A Sleepy Little Irish Village

Anthony, our Boyne View B&B host, makes the best scrambled eggs I’ve ever eaten. How can you not put your faith in a man who has such complete alchemical mastery of the egg? So when he told us that Fore was a delightful sleepy little Irish village, we were inclined to believe him.

Sleepy. When JC and I arrived in Fore just before noon comatose was the word that came to mind. Nothing was open. Nothing was moving. After our drive from Trim my desire for espresso was overshadowed by our requirement to find a toilet. Looking around I surmised this would not be a place to find an espresso, even the push button machine version popular here and only a final desperate option as far as I’m concerned. But at this point toilets were our immediate quest and we even walked to the other end of the village – OK, so it’s only two blocks – to see if the church was open. It wasn’t.

I suggested optimistically to JC that perhaps one of the two side-by-side pubs might open at noon. So we wandered back to the picnic table outside the pub front doors. Just then a van pulled up. The driver hopped out and came over to greet us. “Where’yez from?” he said as he stuck out his hand to shake ours. For a fleeting moment we thought he might be the pub owner come to open the place. Nope. He was deliveringimageseveral containers of milk which he carefully balanced on an empty beer keg next to the pub front door. He was just being friendly and we spent several minutes listening to him talk about places he’s visited in the States. “Ah,” he said as he hopped back into the van and sped off to his next delivery, “they’ll open soon enough.” Not soon enough for us. We made our way back to the car park and the next village.
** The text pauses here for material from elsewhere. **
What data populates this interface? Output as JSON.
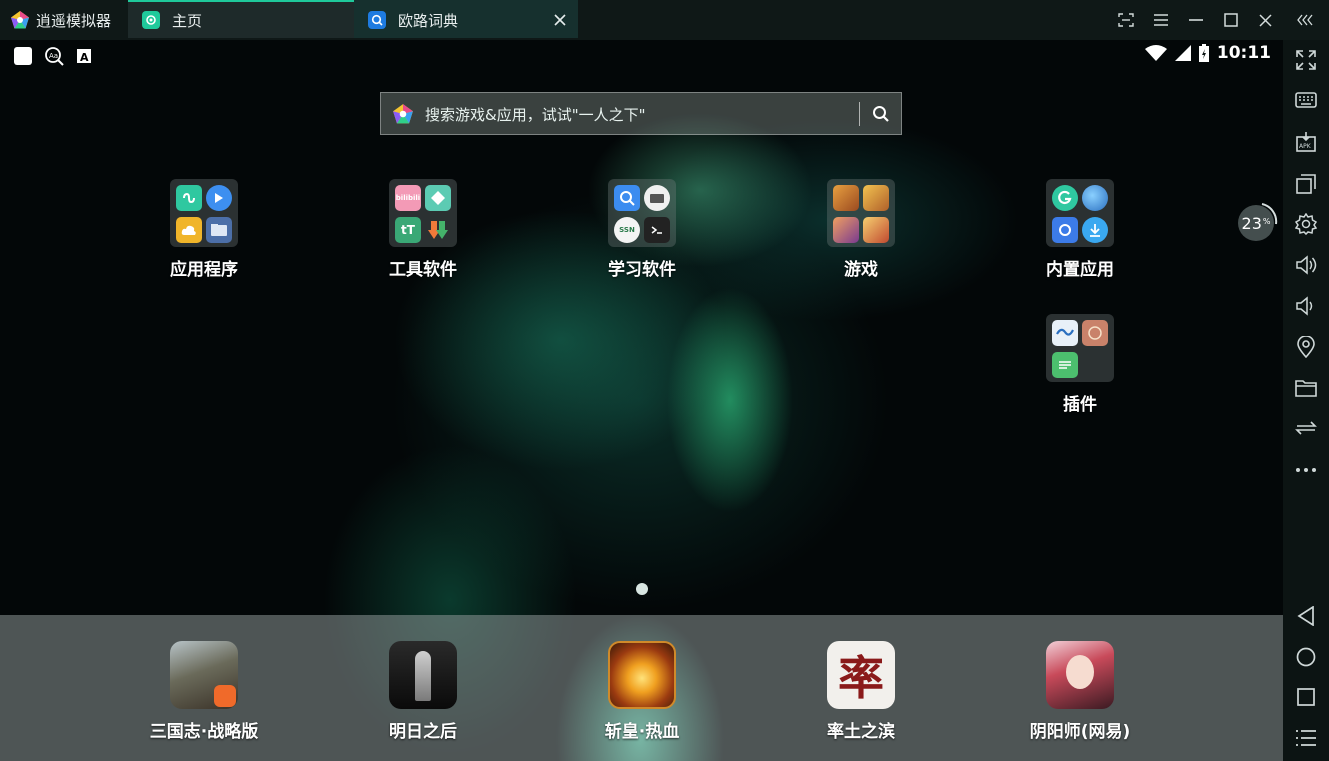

We were back in Fore by 1:30. Progress. The very small tourist office-public toilet-cafe-gift shop was just opening. The woman in charge was unloading her car with rhubarb, peach, and apple tarts and bags of scones she had made earlier that morning. We had come to Fore to visit ancient sites, one of which required a key. The woman told us, “Oh, now you can be getting the key from the second pub down the road. That’s the woman just there walking her dog. I expect she’ll be back at the pub in half an hour.” JC and I stepped onto the sidewalk and looked after the woman and the aged overweight canine. From the look of her wrapped ankle and speed of the dog we knew it would be more like an hour – a suspicion she confirmed when we caught up with her and shared our desire to visit the locked anchorite tower. JC and I had a leisurely wander through the nearby monastic ruins and when I went back to collect the key, now well after 3:00, the pub was still closed. Suddenly the door opened and, with her mobile phone at her ear, the woman gave me big smile, told me she had seen me through the window, handed me the key, said to enjoy and stay as long as we liked, and slammed the door closed again.

We were in no rush that day. A good thing. So for us the slow rhythm of this sleepy little village was indeed delightful.